Problem description: Below are the entries; state how many of their lines contain the string "icon", and nothing more.

Task material:
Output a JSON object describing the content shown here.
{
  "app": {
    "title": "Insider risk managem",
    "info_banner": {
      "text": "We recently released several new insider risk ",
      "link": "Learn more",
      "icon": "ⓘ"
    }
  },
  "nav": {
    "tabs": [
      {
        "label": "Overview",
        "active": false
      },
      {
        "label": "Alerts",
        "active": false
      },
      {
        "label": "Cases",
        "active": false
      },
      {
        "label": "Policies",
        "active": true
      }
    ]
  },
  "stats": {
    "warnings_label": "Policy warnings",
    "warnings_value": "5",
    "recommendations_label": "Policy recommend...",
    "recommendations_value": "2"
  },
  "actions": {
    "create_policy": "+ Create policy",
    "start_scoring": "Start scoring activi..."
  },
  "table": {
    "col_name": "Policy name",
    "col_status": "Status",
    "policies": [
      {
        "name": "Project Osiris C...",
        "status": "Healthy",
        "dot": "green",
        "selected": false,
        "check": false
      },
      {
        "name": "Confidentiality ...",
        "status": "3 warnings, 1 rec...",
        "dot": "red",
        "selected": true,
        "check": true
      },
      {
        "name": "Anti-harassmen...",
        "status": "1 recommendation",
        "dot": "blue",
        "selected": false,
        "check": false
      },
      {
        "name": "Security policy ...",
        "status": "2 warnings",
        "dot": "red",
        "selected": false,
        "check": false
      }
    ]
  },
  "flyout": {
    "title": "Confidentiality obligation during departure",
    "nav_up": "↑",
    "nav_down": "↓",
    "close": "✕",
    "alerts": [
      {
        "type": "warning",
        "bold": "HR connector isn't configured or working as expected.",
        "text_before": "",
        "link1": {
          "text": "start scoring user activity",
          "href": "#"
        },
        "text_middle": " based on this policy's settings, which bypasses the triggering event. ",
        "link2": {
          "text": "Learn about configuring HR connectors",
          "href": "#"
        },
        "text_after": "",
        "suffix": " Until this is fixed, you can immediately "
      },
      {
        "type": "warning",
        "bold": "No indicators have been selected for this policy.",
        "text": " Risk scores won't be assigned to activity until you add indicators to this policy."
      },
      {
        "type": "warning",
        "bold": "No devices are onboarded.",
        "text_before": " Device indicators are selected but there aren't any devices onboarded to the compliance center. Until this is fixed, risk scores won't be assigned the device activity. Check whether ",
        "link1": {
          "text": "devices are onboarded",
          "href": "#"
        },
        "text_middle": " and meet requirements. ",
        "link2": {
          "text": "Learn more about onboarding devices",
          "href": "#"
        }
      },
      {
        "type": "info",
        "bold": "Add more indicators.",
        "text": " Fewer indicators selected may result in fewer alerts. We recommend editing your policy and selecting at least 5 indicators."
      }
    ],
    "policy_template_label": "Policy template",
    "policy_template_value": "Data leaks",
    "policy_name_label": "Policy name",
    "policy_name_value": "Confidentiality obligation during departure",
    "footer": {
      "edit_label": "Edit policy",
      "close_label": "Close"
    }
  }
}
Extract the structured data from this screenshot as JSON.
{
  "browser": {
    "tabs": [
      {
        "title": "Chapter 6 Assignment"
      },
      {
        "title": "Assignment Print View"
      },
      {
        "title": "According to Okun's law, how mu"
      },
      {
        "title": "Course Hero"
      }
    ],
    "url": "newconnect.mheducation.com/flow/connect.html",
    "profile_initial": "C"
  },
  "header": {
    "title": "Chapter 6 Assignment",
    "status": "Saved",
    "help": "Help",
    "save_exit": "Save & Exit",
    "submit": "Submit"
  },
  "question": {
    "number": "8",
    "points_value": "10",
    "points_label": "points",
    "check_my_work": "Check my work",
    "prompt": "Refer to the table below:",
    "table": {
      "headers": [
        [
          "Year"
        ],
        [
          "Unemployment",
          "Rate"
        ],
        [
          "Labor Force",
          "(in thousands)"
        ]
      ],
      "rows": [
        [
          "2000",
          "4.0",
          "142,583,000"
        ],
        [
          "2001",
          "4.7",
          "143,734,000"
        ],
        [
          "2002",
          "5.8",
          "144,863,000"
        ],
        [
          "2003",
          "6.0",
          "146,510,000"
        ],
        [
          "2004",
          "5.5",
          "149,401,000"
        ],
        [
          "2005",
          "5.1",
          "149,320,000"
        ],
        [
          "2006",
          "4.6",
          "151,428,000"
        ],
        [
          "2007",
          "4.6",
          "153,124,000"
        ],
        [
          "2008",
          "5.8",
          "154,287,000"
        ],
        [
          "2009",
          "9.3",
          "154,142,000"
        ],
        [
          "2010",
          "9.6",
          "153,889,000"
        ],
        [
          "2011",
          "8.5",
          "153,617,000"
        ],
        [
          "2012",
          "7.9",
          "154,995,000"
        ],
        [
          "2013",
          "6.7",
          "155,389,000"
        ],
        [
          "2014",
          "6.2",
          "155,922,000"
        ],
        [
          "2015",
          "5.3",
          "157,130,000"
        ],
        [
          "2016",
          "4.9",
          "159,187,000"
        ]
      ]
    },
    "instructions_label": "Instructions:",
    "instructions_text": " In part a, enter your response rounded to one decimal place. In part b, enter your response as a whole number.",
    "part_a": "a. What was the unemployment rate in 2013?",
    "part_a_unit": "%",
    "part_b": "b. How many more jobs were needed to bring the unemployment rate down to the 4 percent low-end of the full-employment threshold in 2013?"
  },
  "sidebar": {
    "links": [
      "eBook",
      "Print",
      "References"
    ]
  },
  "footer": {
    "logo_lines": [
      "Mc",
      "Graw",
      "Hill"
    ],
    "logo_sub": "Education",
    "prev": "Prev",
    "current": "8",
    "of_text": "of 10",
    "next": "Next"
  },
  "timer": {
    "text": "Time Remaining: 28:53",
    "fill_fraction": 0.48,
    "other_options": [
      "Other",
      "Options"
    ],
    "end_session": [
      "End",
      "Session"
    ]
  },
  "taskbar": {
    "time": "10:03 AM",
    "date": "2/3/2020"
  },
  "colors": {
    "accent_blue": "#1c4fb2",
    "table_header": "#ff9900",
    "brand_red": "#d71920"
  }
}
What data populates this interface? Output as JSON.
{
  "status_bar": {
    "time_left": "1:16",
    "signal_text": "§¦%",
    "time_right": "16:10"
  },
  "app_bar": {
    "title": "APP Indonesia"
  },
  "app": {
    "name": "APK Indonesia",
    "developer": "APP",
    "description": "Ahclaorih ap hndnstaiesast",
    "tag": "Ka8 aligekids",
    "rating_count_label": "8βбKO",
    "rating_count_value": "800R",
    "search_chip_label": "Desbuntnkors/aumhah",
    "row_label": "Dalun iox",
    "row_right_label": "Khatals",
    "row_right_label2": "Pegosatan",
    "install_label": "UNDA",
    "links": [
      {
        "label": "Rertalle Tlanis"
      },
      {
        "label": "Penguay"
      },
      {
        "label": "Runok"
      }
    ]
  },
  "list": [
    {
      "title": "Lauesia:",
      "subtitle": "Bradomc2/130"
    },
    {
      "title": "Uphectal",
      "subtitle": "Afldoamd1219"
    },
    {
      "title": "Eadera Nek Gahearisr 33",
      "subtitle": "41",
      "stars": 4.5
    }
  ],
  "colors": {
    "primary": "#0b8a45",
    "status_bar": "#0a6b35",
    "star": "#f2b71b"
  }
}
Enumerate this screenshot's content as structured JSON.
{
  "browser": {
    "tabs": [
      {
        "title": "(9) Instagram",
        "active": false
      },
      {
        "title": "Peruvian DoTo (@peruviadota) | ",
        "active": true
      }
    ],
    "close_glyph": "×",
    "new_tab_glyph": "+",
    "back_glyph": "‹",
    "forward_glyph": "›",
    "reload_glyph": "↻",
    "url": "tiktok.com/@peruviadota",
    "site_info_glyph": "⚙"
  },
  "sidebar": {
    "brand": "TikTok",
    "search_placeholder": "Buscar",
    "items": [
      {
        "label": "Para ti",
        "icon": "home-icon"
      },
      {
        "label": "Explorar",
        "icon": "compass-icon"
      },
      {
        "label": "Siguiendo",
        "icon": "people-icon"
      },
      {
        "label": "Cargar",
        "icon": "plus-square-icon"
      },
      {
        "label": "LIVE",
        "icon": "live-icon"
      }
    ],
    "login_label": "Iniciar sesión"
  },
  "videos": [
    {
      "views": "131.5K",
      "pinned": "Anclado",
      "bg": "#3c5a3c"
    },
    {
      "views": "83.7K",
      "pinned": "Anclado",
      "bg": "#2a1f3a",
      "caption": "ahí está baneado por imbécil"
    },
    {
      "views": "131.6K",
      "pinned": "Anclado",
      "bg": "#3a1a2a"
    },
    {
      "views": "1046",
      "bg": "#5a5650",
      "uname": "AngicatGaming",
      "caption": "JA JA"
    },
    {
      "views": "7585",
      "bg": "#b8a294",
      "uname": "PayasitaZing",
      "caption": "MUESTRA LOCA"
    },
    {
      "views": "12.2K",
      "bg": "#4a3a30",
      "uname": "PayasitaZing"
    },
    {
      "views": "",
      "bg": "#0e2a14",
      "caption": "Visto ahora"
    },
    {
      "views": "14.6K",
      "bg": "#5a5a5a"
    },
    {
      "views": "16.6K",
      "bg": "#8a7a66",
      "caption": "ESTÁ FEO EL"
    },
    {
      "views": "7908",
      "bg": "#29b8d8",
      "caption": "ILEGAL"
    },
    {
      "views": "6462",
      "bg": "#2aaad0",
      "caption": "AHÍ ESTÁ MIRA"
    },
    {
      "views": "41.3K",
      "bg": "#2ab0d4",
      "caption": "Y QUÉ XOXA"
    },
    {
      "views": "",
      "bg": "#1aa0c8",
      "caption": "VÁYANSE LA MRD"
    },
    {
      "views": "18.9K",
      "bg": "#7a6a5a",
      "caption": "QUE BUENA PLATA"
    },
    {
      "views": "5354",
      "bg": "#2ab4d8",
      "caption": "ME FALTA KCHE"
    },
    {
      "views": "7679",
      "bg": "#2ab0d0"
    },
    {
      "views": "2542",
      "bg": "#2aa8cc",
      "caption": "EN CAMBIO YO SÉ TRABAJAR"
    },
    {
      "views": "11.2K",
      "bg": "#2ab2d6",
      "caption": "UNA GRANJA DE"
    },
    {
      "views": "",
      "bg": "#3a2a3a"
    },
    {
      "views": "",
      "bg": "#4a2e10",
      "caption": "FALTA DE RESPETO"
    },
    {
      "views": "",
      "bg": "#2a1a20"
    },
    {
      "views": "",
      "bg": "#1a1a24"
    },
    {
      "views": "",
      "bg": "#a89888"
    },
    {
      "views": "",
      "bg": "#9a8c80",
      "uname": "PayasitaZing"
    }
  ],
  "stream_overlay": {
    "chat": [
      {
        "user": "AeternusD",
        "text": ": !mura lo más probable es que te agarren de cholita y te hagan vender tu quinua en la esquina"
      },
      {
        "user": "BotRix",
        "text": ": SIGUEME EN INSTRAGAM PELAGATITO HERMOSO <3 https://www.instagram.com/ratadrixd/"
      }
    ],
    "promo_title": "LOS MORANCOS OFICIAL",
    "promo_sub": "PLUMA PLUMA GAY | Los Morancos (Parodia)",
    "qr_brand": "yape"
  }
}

Your response: 6